Dataset records:
◆ ◆ ◆ ◆ ◆

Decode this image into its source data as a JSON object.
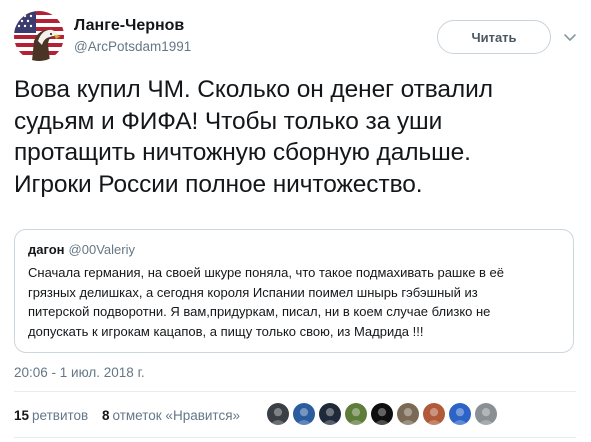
{
  "author": {
    "display_name": "Ланге-Чернов",
    "handle": "@ArcPotsdam1991",
    "avatar_icon": "flag-eagle-avatar-icon"
  },
  "follow_label": "Читать",
  "tweet": {
    "lines": [
      "Вова купил ЧМ. Сколько он денег отвалил",
      "судьям и ФИФА! Чтобы только за уши",
      "протащить ничтожную сборную дальше.",
      "Игроки России полное ничтожество."
    ]
  },
  "quote": {
    "name": "дагон",
    "handle": "@00Valeriy",
    "lines": [
      "Сначала германия, на своей шкуре поняла, что такое подмахивать рашке в её",
      "грязных делишках, а сегодня короля Испании поимел шныpь гэбэшный из",
      "питерской подворотни. Я вам,придуркам, писал, ни в коем случае близко не",
      "допускать к игрокам кацапов, а пищу только свою, из Мадрида !!!"
    ]
  },
  "timestamp": "20:06 - 1 июл. 2018 г.",
  "stats": {
    "retweets_count": "15",
    "retweets_label": "ретвитов",
    "likes_count": "8",
    "likes_label": "отметок «Нравится»"
  },
  "likers": [
    {
      "icon": "liker-avatar-1-icon",
      "color": "#3a3f45"
    },
    {
      "icon": "liker-avatar-2-icon",
      "color": "#2b5c9e"
    },
    {
      "icon": "liker-avatar-3-icon",
      "color": "#1e2a3a"
    },
    {
      "icon": "liker-avatar-4-icon",
      "color": "#5e7d3a"
    },
    {
      "icon": "liker-avatar-5-icon",
      "color": "#0f0f0f"
    },
    {
      "icon": "liker-avatar-6-icon",
      "color": "#7a6a55"
    },
    {
      "icon": "liker-avatar-7-icon",
      "color": "#b05a3a"
    },
    {
      "icon": "liker-avatar-8-icon",
      "color": "#2d63c7"
    },
    {
      "icon": "liker-avatar-9-icon",
      "color": "#8a8f93"
    }
  ]
}
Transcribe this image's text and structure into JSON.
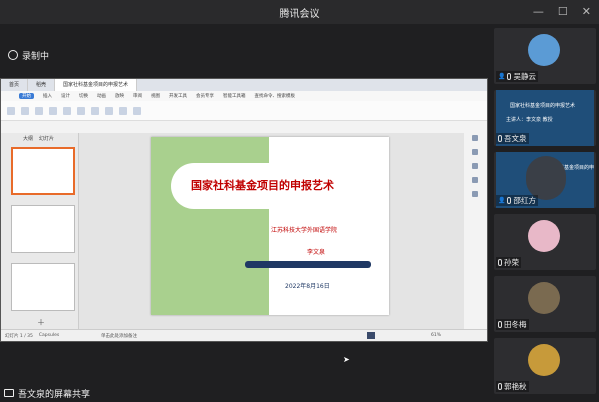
{
  "window": {
    "title": "腾讯会议"
  },
  "recording": {
    "label": "录制中"
  },
  "shared_app": {
    "tabs": [
      "首页",
      "稻壳",
      "国家社科基金项目的申报艺术"
    ],
    "menu": [
      "开始",
      "插入",
      "设计",
      "切换",
      "动画",
      "放映",
      "审阅",
      "视图",
      "开发工具",
      "会员专享",
      "智能工具箱"
    ],
    "menu_selected": "开始",
    "search_placeholder": "查找命令、搜索模板",
    "panel_tabs": [
      "大纲",
      "幻灯片"
    ],
    "slide": {
      "title": "国家社科基金项目的申报艺术",
      "school": "江苏科技大学外国语学院",
      "author": "李文泉",
      "date": "2022年8月16日"
    },
    "status": {
      "page": "幻灯片 1 / 35",
      "theme": "Capsules",
      "notes": "单击此处添加备注",
      "zoom": "61%"
    }
  },
  "screen_share": {
    "label": "吾文泉的屏幕共享"
  },
  "participants": [
    {
      "name": "吴静云"
    },
    {
      "name": "吾文泉",
      "slide_title": "国家社科基金项目的申报艺术",
      "slide_sub": "主讲人：李文泉 教授"
    },
    {
      "name": "邵红方",
      "slide_title": "国家社科基金项目的申报艺术"
    },
    {
      "name": "孙荣"
    },
    {
      "name": "田冬梅"
    },
    {
      "name": "郭艳秋"
    }
  ],
  "colors": {
    "slide_green": "#a9d08e",
    "slide_red": "#c00000",
    "slide_navy": "#1f3864",
    "wps_orange": "#e86b2a"
  }
}
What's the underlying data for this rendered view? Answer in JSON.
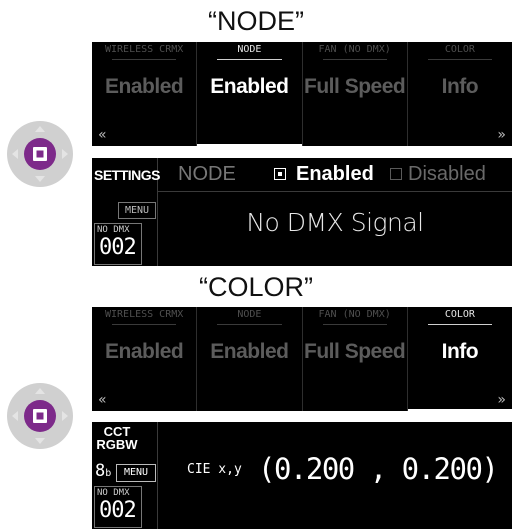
{
  "captions": {
    "node": "“NODE”",
    "color": "“COLOR”"
  },
  "node_menu": {
    "tabs": [
      {
        "label": "WIRELESS CRMX",
        "value": "Enabled"
      },
      {
        "label": "NODE",
        "value": "Enabled"
      },
      {
        "label": "FAN (NO DMX)",
        "value": "Full Speed"
      },
      {
        "label": "COLOR",
        "value": "Info"
      }
    ],
    "prev_arrow": "«",
    "next_arrow": "»"
  },
  "node_status": {
    "mode": "SETTINGS",
    "menu_btn": "MENU",
    "dmx_label": "NO DMX",
    "dmx_value": "002",
    "title": "NODE",
    "opt_on": "Enabled",
    "opt_off": "Disabled",
    "message": "No DMX Signal"
  },
  "color_menu": {
    "tabs": [
      {
        "label": "WIRELESS CRMX",
        "value": "Enabled"
      },
      {
        "label": "NODE",
        "value": "Enabled"
      },
      {
        "label": "FAN (NO DMX)",
        "value": "Full Speed"
      },
      {
        "label": "COLOR",
        "value": "Info"
      }
    ],
    "prev_arrow": "«",
    "next_arrow": "»"
  },
  "color_status": {
    "mode_line1": "CCT",
    "mode_line2": "RGBW",
    "bits": "8",
    "bits_sub": "b",
    "menu_btn": "MENU",
    "dmx_label": "NO DMX",
    "dmx_value": "002",
    "cie_label": "CIE x,y",
    "cie_value": "(0.200 , 0.200)"
  },
  "colors": {
    "dial_outer": "#d2d2d2",
    "dial_center": "#7d2a8a",
    "accent_white": "#ffffff"
  }
}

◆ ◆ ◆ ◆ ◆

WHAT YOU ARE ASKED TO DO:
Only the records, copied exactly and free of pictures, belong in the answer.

TASK ANSWER:
Decode this image into its source data as a JSON object.
{
  "author": {
    "display_name": "Ланге-Чернов",
    "handle": "@ArcPotsdam1991",
    "avatar_icon": "flag-eagle-avatar-icon"
  },
  "follow_label": "Читать",
  "tweet": {
    "lines": [
      "Вова купил ЧМ. Сколько он денег отвалил",
      "судьям и ФИФА! Чтобы только за уши",
      "протащить ничтожную сборную дальше.",
      "Игроки России полное ничтожество."
    ]
  },
  "quote": {
    "name": "дагон",
    "handle": "@00Valeriy",
    "lines": [
      "Сначала германия, на своей шкуре поняла, что такое подмахивать рашке в её",
      "грязных делишках, а сегодня короля Испании поимел шныpь гэбэшный из",
      "питерской подворотни. Я вам,придуркам, писал, ни в коем случае близко не",
      "допускать к игрокам кацапов, а пищу только свою, из Мадрида !!!"
    ]
  },
  "timestamp": "20:06 - 1 июл. 2018 г.",
  "stats": {
    "retweets_count": "15",
    "retweets_label": "ретвитов",
    "likes_count": "8",
    "likes_label": "отметок «Нравится»"
  },
  "likers": [
    {
      "icon": "liker-avatar-1-icon",
      "color": "#3a3f45"
    },
    {
      "icon": "liker-avatar-2-icon",
      "color": "#2b5c9e"
    },
    {
      "icon": "liker-avatar-3-icon",
      "color": "#1e2a3a"
    },
    {
      "icon": "liker-avatar-4-icon",
      "color": "#5e7d3a"
    },
    {
      "icon": "liker-avatar-5-icon",
      "color": "#0f0f0f"
    },
    {
      "icon": "liker-avatar-6-icon",
      "color": "#7a6a55"
    },
    {
      "icon": "liker-avatar-7-icon",
      "color": "#b05a3a"
    },
    {
      "icon": "liker-avatar-8-icon",
      "color": "#2d63c7"
    },
    {
      "icon": "liker-avatar-9-icon",
      "color": "#8a8f93"
    }
  ]
}
Transcribe this image's text and structure into JSON.
{
  "window": {
    "title": "腾讯会议"
  },
  "recording": {
    "label": "录制中"
  },
  "shared_app": {
    "tabs": [
      "首页",
      "稻壳",
      "国家社科基金项目的申报艺术"
    ],
    "menu": [
      "开始",
      "插入",
      "设计",
      "切换",
      "动画",
      "放映",
      "审阅",
      "视图",
      "开发工具",
      "会员专享",
      "智能工具箱"
    ],
    "menu_selected": "开始",
    "search_placeholder": "查找命令、搜索模板",
    "panel_tabs": [
      "大纲",
      "幻灯片"
    ],
    "slide": {
      "title": "国家社科基金项目的申报艺术",
      "school": "江苏科技大学外国语学院",
      "author": "李文泉",
      "date": "2022年8月16日"
    },
    "status": {
      "page": "幻灯片 1 / 35",
      "theme": "Capsules",
      "notes": "单击此处添加备注",
      "zoom": "61%"
    }
  },
  "screen_share": {
    "label": "吾文泉的屏幕共享"
  },
  "participants": [
    {
      "name": "吴静云"
    },
    {
      "name": "吾文泉",
      "slide_title": "国家社科基金项目的申报艺术",
      "slide_sub": "主讲人：李文泉 教授"
    },
    {
      "name": "邵红方",
      "slide_title": "国家社科基金项目的申报艺术"
    },
    {
      "name": "孙荣"
    },
    {
      "name": "田冬梅"
    },
    {
      "name": "郭艳秋"
    }
  ],
  "colors": {
    "slide_green": "#a9d08e",
    "slide_red": "#c00000",
    "slide_navy": "#1f3864",
    "wps_orange": "#e86b2a"
  }
}
What's the underlying data for this rendered view? Answer in JSON.
{
  "captions": {
    "node": "“NODE”",
    "color": "“COLOR”"
  },
  "node_menu": {
    "tabs": [
      {
        "label": "WIRELESS CRMX",
        "value": "Enabled"
      },
      {
        "label": "NODE",
        "value": "Enabled"
      },
      {
        "label": "FAN (NO DMX)",
        "value": "Full Speed"
      },
      {
        "label": "COLOR",
        "value": "Info"
      }
    ],
    "prev_arrow": "«",
    "next_arrow": "»"
  },
  "node_status": {
    "mode": "SETTINGS",
    "menu_btn": "MENU",
    "dmx_label": "NO DMX",
    "dmx_value": "002",
    "title": "NODE",
    "opt_on": "Enabled",
    "opt_off": "Disabled",
    "message": "No DMX Signal"
  },
  "color_menu": {
    "tabs": [
      {
        "label": "WIRELESS CRMX",
        "value": "Enabled"
      },
      {
        "label": "NODE",
        "value": "Enabled"
      },
      {
        "label": "FAN (NO DMX)",
        "value": "Full Speed"
      },
      {
        "label": "COLOR",
        "value": "Info"
      }
    ],
    "prev_arrow": "«",
    "next_arrow": "»"
  },
  "color_status": {
    "mode_line1": "CCT",
    "mode_line2": "RGBW",
    "bits": "8",
    "bits_sub": "b",
    "menu_btn": "MENU",
    "dmx_label": "NO DMX",
    "dmx_value": "002",
    "cie_label": "CIE x,y",
    "cie_value": "(0.200 , 0.200)"
  },
  "colors": {
    "dial_outer": "#d2d2d2",
    "dial_center": "#7d2a8a",
    "accent_white": "#ffffff"
  }
}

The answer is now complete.